"I just came out prepared and ready, but there was no way I could be so successful offensively if they didn't get me the ball, and they did that great."
Next on her list of achievements? Perhaps, she will be showing off that dunk.
"That would bring total excitement to everyone - it gets the team all crazed up and the fans go wild," DeHaan said. "It would be a really great thing for this program, and it would be an accomplishment for me."
For DeHaan, the decision to join Michigan State wasn't about the chance to rewrite the Spartan record books or become the face of women's college basketball. It was about a different dream.
When colleges started taking note of her basketball prowess, DeHaan realized the game she loved could be the best way to achieve her biggest off-court ambition: becoming a doctor. With countless suitors taking note, narrowing down all of her college options was quite a task for the whole family. To visit all of those colleges would have been impossible, so DeHaan started visiting places in ninth grade.
When she narrowed her choices, she didn't narrow them down according to the level of play. It was more about where she felt comfortable academically. She looked closely at Division II Grand Valley State and NAIA Cornerstone College, both of which are within 20 miles from her home.
When she chose the pre-med field, the choice just became obvious.
"Obviously the basketball program is top-notch," DeHaan said. "And the two big factors were a successful basketball program and wherever I could be successful academically."
The support of her family was also an important factor. The DeHaans are cheering for her at almost every game, only missing out on trips to California and Texas.
Michigan State is a little over an hour's drive from DeHaan's home in Grandville, Mich., where it's easy to see how she got all that height. Her father, Brandon, is 6-6, and her younger brother, Collin, is 6-5, though DeHaan said is expected to reach over 7-0.
Tracie is 6-4 and played basketball at Northwestern in the early 1980s, not long before McCallie spent her undergraduate days as a Wildcat.
"Playing college ball was quite an adjustment for me," said Tracie DeHaan. "It was really a challenge, but I was up for it and when I played ball, I gave my best and I did my best. It opened a lot of doors for me, and I've got a lot of good experiences that I remember from that."
Tracie played against some of the game's biggest legends, including Cheryl Miller and twins Pam and Paula McGee from USC, and Old Dominion's Anne Donovan, the 1983 Naismith Player of the Year. At the Spartans' media day, McCallie didn't shy away from likening the younger DeHaan to Donovan, a 6-8 center who went on to win two Olympic gold medals for the United States.
Brandon and Tracie DeHaan keep tabs on a lot of players across the country, so they can help prepare DeHaan for her competition. Tracie has been able to do her share of reminiscing with her daughter on the court and some of her former opponents on the sidelines as coaches. But much like her daughter, Tracie takes the most pride in the game's success as a whole.
"It's very exciting to see how well women's basketball is doing overall and celebrate with all the great players," she said. "It's great to see the Big Ten players and all the players nationwide doing so well in women's basketball, to see these girls not only play ball, but also graduate, especially with meaningful degrees.
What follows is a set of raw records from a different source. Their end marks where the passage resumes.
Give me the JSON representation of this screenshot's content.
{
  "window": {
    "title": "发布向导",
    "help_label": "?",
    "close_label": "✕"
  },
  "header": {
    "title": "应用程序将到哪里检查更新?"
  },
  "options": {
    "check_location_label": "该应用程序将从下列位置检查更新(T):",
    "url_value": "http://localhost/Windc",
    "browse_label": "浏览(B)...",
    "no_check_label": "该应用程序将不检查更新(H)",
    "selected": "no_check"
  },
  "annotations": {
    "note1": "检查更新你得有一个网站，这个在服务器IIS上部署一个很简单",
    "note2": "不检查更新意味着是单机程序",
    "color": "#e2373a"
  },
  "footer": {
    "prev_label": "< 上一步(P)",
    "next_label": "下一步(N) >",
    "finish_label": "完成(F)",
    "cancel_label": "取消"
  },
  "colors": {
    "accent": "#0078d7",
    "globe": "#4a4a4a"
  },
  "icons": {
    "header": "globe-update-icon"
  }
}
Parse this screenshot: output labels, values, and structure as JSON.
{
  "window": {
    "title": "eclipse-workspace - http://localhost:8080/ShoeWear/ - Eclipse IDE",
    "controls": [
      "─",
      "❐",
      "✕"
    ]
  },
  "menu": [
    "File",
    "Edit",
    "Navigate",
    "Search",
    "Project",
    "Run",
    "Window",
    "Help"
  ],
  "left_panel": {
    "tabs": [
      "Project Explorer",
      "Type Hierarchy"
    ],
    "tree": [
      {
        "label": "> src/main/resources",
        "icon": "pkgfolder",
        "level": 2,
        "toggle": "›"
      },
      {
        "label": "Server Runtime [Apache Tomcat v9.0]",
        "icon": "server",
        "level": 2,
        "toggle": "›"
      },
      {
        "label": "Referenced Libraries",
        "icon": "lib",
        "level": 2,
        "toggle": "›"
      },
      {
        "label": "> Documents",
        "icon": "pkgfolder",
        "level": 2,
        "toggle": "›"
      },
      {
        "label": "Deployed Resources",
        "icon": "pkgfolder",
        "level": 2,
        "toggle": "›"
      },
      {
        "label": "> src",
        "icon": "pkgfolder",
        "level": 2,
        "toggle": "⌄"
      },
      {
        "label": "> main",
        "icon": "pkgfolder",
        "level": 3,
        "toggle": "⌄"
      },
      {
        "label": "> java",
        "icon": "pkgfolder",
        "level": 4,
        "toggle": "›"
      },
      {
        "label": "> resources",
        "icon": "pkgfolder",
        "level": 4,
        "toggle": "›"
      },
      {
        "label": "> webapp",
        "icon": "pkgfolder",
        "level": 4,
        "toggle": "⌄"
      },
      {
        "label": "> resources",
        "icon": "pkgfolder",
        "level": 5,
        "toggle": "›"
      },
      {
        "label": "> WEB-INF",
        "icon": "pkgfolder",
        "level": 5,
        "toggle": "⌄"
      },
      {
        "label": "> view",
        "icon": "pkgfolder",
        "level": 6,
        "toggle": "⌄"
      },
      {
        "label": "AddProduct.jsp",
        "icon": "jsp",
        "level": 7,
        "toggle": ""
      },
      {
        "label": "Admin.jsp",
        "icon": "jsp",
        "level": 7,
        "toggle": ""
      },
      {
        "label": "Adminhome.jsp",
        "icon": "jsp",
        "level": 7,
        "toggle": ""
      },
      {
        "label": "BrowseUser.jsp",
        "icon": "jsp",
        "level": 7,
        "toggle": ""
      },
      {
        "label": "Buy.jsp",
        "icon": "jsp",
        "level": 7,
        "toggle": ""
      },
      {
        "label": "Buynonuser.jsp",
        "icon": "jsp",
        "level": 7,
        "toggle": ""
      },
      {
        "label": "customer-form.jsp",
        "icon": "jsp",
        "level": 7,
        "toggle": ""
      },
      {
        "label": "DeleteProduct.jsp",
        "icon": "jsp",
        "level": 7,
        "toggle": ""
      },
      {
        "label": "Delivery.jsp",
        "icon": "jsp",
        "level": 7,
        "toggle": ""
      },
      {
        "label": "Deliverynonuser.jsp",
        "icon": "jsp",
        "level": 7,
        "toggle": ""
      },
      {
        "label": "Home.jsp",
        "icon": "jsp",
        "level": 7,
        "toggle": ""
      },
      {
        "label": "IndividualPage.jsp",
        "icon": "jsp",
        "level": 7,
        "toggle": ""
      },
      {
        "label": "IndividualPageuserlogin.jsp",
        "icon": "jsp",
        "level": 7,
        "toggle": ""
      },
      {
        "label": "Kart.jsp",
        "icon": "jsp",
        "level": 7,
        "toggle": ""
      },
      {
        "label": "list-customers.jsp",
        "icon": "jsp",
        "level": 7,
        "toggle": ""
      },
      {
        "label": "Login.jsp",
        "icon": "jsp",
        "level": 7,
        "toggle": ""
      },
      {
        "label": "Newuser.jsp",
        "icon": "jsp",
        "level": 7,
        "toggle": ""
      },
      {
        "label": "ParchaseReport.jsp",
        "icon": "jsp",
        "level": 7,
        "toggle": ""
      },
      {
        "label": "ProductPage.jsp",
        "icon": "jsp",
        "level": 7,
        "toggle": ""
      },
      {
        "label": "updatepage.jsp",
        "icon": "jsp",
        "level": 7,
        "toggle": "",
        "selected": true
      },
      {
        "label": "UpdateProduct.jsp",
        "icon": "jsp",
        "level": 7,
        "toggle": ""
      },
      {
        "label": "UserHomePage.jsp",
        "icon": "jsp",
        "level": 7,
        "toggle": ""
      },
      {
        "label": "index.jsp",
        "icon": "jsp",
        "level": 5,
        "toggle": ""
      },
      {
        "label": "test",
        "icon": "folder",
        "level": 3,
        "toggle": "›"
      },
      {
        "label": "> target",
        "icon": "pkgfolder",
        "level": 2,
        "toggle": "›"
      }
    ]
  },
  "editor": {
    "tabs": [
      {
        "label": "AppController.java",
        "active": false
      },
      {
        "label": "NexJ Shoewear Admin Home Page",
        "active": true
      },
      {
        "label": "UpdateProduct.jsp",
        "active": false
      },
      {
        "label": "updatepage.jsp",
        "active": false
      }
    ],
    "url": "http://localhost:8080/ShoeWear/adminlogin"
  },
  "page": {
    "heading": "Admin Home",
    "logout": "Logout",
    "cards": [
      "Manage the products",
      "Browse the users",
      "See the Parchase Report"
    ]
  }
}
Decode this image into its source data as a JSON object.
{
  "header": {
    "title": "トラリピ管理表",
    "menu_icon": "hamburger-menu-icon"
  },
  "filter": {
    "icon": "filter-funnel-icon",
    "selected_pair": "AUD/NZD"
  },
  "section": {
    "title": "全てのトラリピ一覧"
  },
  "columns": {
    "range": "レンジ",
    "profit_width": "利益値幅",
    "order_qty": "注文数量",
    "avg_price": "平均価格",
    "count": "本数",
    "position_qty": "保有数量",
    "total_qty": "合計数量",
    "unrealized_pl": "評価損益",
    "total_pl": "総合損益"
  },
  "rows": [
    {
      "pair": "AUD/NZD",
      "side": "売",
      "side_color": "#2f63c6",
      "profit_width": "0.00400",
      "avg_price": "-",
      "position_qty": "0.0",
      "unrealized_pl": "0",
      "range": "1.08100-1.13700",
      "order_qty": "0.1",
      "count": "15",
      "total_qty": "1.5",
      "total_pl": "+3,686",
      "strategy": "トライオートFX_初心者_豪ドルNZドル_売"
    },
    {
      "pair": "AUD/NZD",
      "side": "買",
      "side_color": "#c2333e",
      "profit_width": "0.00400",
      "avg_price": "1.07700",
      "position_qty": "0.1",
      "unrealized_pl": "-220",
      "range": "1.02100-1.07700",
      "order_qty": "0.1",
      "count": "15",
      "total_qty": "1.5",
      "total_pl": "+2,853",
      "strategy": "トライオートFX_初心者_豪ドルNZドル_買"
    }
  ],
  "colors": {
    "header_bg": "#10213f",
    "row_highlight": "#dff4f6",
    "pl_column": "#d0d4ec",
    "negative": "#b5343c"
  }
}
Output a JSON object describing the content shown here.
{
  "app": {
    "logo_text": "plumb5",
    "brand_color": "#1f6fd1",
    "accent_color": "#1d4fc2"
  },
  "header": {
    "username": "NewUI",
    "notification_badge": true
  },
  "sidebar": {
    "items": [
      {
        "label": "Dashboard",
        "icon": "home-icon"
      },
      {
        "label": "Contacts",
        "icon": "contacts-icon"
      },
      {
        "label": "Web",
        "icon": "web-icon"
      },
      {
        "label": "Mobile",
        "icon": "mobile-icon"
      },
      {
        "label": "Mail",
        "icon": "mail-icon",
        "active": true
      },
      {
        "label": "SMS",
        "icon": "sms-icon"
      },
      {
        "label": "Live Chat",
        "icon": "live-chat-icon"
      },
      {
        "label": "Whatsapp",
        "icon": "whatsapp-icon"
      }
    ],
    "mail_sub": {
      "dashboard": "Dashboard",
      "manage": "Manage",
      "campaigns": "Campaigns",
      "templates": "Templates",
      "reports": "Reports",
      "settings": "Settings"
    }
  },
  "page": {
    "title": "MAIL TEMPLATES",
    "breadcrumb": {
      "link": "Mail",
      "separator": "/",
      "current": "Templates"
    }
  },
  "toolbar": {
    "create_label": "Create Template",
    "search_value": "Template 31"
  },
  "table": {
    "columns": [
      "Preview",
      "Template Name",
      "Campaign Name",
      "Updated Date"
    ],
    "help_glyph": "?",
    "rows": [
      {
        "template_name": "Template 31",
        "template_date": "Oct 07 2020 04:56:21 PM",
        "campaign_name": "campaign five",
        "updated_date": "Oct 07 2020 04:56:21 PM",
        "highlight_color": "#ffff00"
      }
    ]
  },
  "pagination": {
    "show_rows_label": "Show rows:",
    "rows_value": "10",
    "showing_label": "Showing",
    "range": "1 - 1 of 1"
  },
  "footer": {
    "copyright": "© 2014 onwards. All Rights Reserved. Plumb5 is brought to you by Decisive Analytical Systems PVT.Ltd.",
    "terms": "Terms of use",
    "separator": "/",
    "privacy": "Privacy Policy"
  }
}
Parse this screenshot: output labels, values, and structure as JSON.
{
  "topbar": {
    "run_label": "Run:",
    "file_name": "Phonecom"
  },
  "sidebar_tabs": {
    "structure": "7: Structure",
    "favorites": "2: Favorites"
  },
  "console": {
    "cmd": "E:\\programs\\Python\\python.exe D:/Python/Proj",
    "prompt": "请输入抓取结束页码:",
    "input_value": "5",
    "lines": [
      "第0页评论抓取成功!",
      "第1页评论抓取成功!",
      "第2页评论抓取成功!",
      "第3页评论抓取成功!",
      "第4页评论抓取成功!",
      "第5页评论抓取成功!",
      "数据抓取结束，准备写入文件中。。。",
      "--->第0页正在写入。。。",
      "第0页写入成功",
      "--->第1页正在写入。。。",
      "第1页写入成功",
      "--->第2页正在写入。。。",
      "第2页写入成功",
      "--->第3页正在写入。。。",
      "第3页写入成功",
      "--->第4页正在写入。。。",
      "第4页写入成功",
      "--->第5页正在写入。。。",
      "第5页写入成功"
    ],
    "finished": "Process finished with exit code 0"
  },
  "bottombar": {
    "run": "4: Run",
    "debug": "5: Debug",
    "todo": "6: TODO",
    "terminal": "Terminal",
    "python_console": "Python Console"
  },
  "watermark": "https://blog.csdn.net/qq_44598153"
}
"I get especially excited when I see girls with dreams. When I see my daughter with the dream of becoming a doctor, I can't help but want to support her and hope that she achieves that dream. I know she's going to accomplish that at Michigan State, and I see that happening around the country. They're not just playing sports; they're helping them achieve their dreams."
One inch at a time.